═══ Material shown

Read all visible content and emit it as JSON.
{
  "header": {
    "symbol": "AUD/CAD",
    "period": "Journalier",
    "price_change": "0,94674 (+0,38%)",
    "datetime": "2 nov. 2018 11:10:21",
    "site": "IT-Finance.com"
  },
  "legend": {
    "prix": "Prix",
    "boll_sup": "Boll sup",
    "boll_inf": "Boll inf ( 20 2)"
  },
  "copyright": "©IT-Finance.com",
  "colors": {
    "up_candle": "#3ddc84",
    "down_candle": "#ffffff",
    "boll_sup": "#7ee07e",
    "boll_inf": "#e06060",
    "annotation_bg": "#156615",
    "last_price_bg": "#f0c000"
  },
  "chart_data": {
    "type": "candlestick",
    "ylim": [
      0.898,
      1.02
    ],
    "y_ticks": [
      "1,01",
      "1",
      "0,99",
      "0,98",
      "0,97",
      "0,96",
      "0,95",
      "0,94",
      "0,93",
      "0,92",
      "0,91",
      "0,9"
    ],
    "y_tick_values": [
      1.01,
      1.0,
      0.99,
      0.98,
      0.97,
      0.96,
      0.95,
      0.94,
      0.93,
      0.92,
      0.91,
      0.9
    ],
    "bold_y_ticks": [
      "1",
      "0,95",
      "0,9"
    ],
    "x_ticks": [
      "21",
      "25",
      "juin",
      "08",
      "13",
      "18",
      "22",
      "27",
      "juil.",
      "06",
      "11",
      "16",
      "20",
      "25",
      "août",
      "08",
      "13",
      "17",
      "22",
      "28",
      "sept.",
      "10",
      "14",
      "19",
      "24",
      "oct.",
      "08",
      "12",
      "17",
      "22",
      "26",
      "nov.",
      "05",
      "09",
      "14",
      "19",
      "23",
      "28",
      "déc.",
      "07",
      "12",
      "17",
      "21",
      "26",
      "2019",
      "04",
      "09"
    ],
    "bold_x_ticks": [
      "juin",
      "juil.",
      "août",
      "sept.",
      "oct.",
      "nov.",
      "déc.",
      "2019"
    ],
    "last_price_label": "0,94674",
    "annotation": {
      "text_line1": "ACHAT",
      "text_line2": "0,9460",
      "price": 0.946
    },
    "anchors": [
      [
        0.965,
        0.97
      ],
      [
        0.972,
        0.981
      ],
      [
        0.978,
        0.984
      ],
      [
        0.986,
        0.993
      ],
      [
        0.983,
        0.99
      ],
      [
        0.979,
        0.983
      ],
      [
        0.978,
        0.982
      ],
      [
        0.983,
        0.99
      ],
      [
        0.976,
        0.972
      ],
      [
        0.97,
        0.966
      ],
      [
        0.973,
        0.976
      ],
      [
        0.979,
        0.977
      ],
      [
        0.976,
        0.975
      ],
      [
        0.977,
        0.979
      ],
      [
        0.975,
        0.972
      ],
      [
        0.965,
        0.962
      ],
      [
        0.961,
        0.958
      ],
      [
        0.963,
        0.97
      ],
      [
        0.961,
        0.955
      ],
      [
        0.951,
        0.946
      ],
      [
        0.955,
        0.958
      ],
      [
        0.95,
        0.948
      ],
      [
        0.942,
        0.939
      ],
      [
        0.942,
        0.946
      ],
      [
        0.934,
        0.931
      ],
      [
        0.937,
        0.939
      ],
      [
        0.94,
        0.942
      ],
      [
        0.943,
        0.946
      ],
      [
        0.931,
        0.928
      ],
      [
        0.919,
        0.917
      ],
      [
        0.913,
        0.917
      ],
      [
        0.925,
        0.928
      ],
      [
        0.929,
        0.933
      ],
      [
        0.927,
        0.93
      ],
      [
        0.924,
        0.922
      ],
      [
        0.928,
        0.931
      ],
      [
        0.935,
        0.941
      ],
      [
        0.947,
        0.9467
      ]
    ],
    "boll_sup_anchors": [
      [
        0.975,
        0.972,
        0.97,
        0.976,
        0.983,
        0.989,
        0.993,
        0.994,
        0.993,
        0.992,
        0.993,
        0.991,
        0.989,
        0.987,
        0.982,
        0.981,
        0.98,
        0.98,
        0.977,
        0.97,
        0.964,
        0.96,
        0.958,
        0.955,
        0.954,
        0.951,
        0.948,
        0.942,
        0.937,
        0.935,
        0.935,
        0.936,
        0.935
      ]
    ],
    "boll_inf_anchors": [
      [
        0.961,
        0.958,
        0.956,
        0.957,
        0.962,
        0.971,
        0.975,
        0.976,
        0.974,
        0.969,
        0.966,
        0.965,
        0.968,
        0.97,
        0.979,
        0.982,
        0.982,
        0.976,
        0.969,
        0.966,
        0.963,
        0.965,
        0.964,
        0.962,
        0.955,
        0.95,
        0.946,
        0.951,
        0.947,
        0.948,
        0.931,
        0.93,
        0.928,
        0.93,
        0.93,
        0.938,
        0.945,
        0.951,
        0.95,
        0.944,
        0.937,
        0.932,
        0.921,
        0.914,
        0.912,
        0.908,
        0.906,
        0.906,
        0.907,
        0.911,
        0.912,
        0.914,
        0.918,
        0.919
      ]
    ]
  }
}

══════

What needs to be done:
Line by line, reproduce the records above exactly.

Finished exercise:
Read all visible content and emit it as JSON.
{
  "header": {
    "symbol": "AUD/CAD",
    "period": "Journalier",
    "price_change": "0,94674 (+0,38%)",
    "datetime": "2 nov. 2018 11:10:21",
    "site": "IT-Finance.com"
  },
  "legend": {
    "prix": "Prix",
    "boll_sup": "Boll sup",
    "boll_inf": "Boll inf ( 20 2)"
  },
  "copyright": "©IT-Finance.com",
  "colors": {
    "up_candle": "#3ddc84",
    "down_candle": "#ffffff",
    "boll_sup": "#7ee07e",
    "boll_inf": "#e06060",
    "annotation_bg": "#156615",
    "last_price_bg": "#f0c000"
  },
  "chart_data": {
    "type": "candlestick",
    "ylim": [
      0.898,
      1.02
    ],
    "y_ticks": [
      "1,01",
      "1",
      "0,99",
      "0,98",
      "0,97",
      "0,96",
      "0,95",
      "0,94",
      "0,93",
      "0,92",
      "0,91",
      "0,9"
    ],
    "y_tick_values": [
      1.01,
      1.0,
      0.99,
      0.98,
      0.97,
      0.96,
      0.95,
      0.94,
      0.93,
      0.92,
      0.91,
      0.9
    ],
    "bold_y_ticks": [
      "1",
      "0,95",
      "0,9"
    ],
    "x_ticks": [
      "21",
      "25",
      "juin",
      "08",
      "13",
      "18",
      "22",
      "27",
      "juil.",
      "06",
      "11",
      "16",
      "20",
      "25",
      "août",
      "08",
      "13",
      "17",
      "22",
      "28",
      "sept.",
      "10",
      "14",
      "19",
      "24",
      "oct.",
      "08",
      "12",
      "17",
      "22",
      "26",
      "nov.",
      "05",
      "09",
      "14",
      "19",
      "23",
      "28",
      "déc.",
      "07",
      "12",
      "17",
      "21",
      "26",
      "2019",
      "04",
      "09"
    ],
    "bold_x_ticks": [
      "juin",
      "juil.",
      "août",
      "sept.",
      "oct.",
      "nov.",
      "déc.",
      "2019"
    ],
    "last_price_label": "0,94674",
    "annotation": {
      "text_line1": "ACHAT",
      "text_line2": "0,9460",
      "price": 0.946
    },
    "anchors": [
      [
        0.965,
        0.97
      ],
      [
        0.972,
        0.981
      ],
      [
        0.978,
        0.984
      ],
      [
        0.986,
        0.993
      ],
      [
        0.983,
        0.99
      ],
      [
        0.979,
        0.983
      ],
      [
        0.978,
        0.982
      ],
      [
        0.983,
        0.99
      ],
      [
        0.976,
        0.972
      ],
      [
        0.97,
        0.966
      ],
      [
        0.973,
        0.976
      ],
      [
        0.979,
        0.977
      ],
      [
        0.976,
        0.975
      ],
      [
        0.977,
        0.979
      ],
      [
        0.975,
        0.972
      ],
      [
        0.965,
        0.962
      ],
      [
        0.961,
        0.958
      ],
      [
        0.963,
        0.97
      ],
      [
        0.961,
        0.955
      ],
      [
        0.951,
        0.946
      ],
      [
        0.955,
        0.958
      ],
      [
        0.95,
        0.948
      ],
      [
        0.942,
        0.939
      ],
      [
        0.942,
        0.946
      ],
      [
        0.934,
        0.931
      ],
      [
        0.937,
        0.939
      ],
      [
        0.94,
        0.942
      ],
      [
        0.943,
        0.946
      ],
      [
        0.931,
        0.928
      ],
      [
        0.919,
        0.917
      ],
      [
        0.913,
        0.917
      ],
      [
        0.925,
        0.928
      ],
      [
        0.929,
        0.933
      ],
      [
        0.927,
        0.93
      ],
      [
        0.924,
        0.922
      ],
      [
        0.928,
        0.931
      ],
      [
        0.935,
        0.941
      ],
      [
        0.947,
        0.9467
      ]
    ],
    "boll_sup_anchors": [
      [
        0.975,
        0.972,
        0.97,
        0.976,
        0.983,
        0.989,
        0.993,
        0.994,
        0.993,
        0.992,
        0.993,
        0.991,
        0.989,
        0.987,
        0.982,
        0.981,
        0.98,
        0.98,
        0.977,
        0.97,
        0.964,
        0.96,
        0.958,
        0.955,
        0.954,
        0.951,
        0.948,
        0.942,
        0.937,
        0.935,
        0.935,
        0.936,
        0.935
      ]
    ],
    "boll_inf_anchors": [
      [
        0.961,
        0.958,
        0.956,
        0.957,
        0.962,
        0.971,
        0.975,
        0.976,
        0.974,
        0.969,
        0.966,
        0.965,
        0.968,
        0.97,
        0.979,
        0.982,
        0.982,
        0.976,
        0.969,
        0.966,
        0.963,
        0.965,
        0.964,
        0.962,
        0.955,
        0.95,
        0.946,
        0.951,
        0.947,
        0.948,
        0.931,
        0.93,
        0.928,
        0.93,
        0.93,
        0.938,
        0.945,
        0.951,
        0.95,
        0.944,
        0.937,
        0.932,
        0.921,
        0.914,
        0.912,
        0.908,
        0.906,
        0.906,
        0.907,
        0.911,
        0.912,
        0.914,
        0.918,
        0.919
      ]
    ]
  }
}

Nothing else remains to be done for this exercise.